» MATERIAL SUPPLIED
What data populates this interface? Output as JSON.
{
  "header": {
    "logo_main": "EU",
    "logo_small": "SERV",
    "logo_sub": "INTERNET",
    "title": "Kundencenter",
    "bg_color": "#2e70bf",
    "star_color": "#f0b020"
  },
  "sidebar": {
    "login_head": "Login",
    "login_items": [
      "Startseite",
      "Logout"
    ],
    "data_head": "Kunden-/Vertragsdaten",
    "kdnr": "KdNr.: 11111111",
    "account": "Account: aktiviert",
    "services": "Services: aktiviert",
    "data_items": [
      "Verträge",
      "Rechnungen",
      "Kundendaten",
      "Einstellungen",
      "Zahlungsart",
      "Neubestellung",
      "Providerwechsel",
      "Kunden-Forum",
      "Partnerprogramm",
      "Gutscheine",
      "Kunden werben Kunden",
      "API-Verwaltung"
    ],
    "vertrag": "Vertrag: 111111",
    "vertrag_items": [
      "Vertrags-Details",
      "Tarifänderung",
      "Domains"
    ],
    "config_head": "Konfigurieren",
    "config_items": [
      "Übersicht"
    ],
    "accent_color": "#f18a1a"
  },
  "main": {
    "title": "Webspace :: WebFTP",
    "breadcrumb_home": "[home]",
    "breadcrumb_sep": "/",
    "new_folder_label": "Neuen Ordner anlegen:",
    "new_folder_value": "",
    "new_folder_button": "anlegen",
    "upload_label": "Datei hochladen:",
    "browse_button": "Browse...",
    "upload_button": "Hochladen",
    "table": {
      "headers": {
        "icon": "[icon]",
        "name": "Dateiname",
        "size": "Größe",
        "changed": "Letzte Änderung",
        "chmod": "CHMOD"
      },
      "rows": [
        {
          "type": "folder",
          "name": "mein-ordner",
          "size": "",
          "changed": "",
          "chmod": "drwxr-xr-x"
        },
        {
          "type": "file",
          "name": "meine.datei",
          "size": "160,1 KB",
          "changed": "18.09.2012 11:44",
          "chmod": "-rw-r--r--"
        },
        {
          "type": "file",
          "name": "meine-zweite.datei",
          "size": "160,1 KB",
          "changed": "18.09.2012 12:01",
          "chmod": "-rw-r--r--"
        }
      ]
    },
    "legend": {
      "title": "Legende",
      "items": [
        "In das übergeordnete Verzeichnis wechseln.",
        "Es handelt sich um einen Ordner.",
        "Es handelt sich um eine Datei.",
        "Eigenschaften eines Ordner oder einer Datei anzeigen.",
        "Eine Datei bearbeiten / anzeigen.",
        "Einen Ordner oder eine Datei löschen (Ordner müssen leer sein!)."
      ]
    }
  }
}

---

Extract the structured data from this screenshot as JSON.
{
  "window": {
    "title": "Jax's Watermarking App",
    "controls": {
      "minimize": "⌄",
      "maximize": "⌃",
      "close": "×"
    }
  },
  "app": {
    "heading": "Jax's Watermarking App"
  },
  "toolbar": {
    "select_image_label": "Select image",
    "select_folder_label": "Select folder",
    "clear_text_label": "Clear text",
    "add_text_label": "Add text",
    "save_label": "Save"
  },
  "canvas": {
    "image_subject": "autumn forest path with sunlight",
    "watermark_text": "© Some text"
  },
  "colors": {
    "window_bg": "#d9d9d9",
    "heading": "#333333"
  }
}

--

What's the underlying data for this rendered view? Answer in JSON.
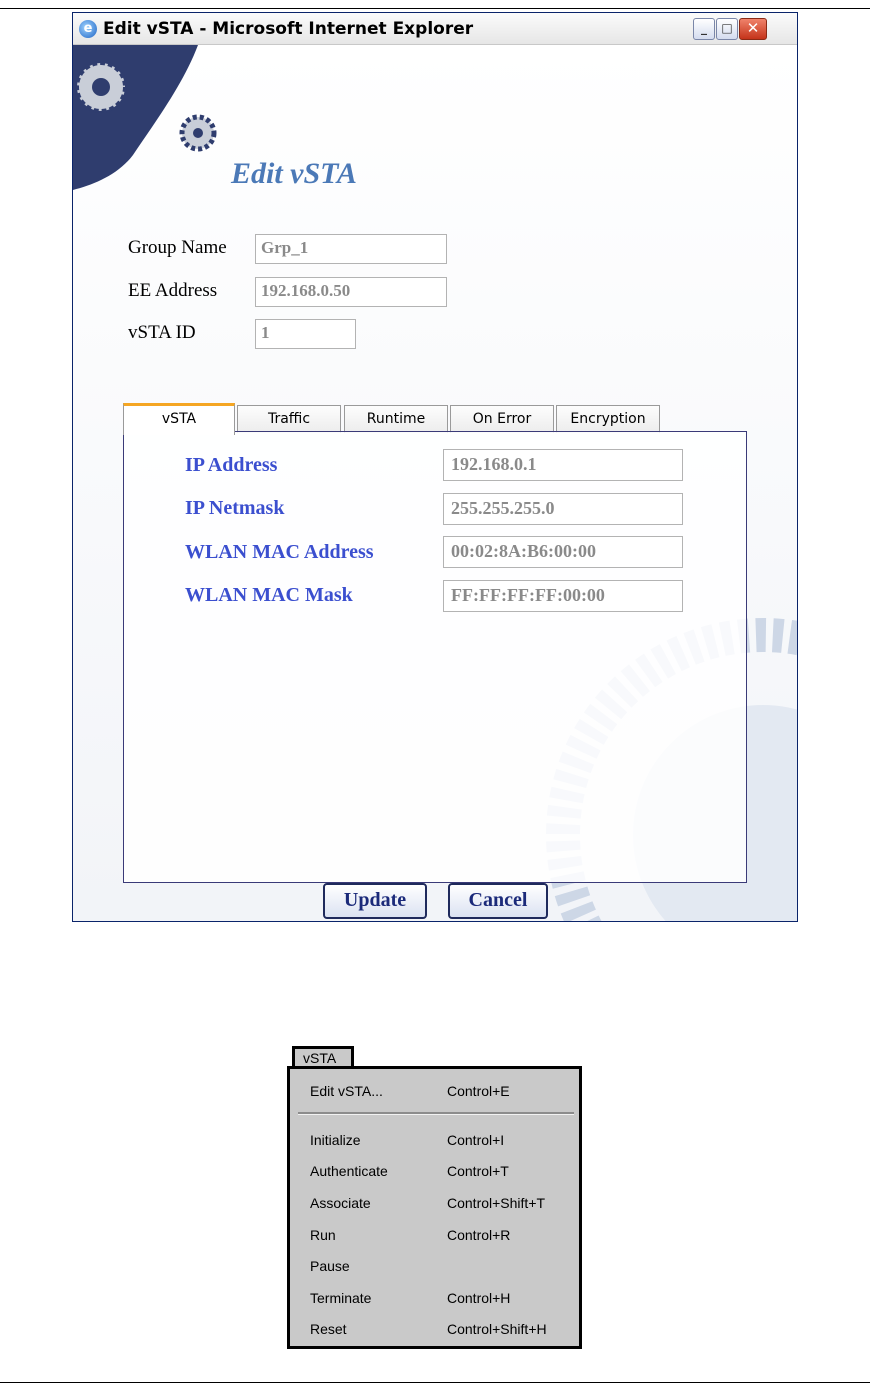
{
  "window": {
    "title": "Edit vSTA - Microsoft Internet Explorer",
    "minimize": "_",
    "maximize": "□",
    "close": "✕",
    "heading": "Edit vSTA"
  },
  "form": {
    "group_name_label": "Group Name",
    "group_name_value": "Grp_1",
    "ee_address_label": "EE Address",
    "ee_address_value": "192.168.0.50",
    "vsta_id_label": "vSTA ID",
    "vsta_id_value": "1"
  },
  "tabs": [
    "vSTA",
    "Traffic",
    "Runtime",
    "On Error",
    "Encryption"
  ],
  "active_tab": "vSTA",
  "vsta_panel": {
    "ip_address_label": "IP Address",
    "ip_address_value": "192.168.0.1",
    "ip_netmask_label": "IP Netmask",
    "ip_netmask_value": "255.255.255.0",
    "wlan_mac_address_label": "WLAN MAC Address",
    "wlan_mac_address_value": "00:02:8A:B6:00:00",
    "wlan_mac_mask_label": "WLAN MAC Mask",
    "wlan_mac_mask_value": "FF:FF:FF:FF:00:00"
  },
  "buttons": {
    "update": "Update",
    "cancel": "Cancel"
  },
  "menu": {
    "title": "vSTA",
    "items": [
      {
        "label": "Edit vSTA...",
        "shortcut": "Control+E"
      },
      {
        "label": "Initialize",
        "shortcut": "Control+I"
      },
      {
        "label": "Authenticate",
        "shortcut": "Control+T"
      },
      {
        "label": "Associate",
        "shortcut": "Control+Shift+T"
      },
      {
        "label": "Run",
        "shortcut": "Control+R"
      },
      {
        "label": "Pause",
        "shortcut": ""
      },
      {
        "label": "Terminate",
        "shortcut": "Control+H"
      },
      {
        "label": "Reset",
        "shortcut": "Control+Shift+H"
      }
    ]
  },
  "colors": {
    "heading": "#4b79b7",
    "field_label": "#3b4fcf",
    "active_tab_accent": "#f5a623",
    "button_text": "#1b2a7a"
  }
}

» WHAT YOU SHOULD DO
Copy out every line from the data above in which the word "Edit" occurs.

» ANSWER BOX
    "title": "Edit vSTA - Microsoft Internet Explorer",
    "heading": "Edit vSTA"
        "label": "Edit vSTA...",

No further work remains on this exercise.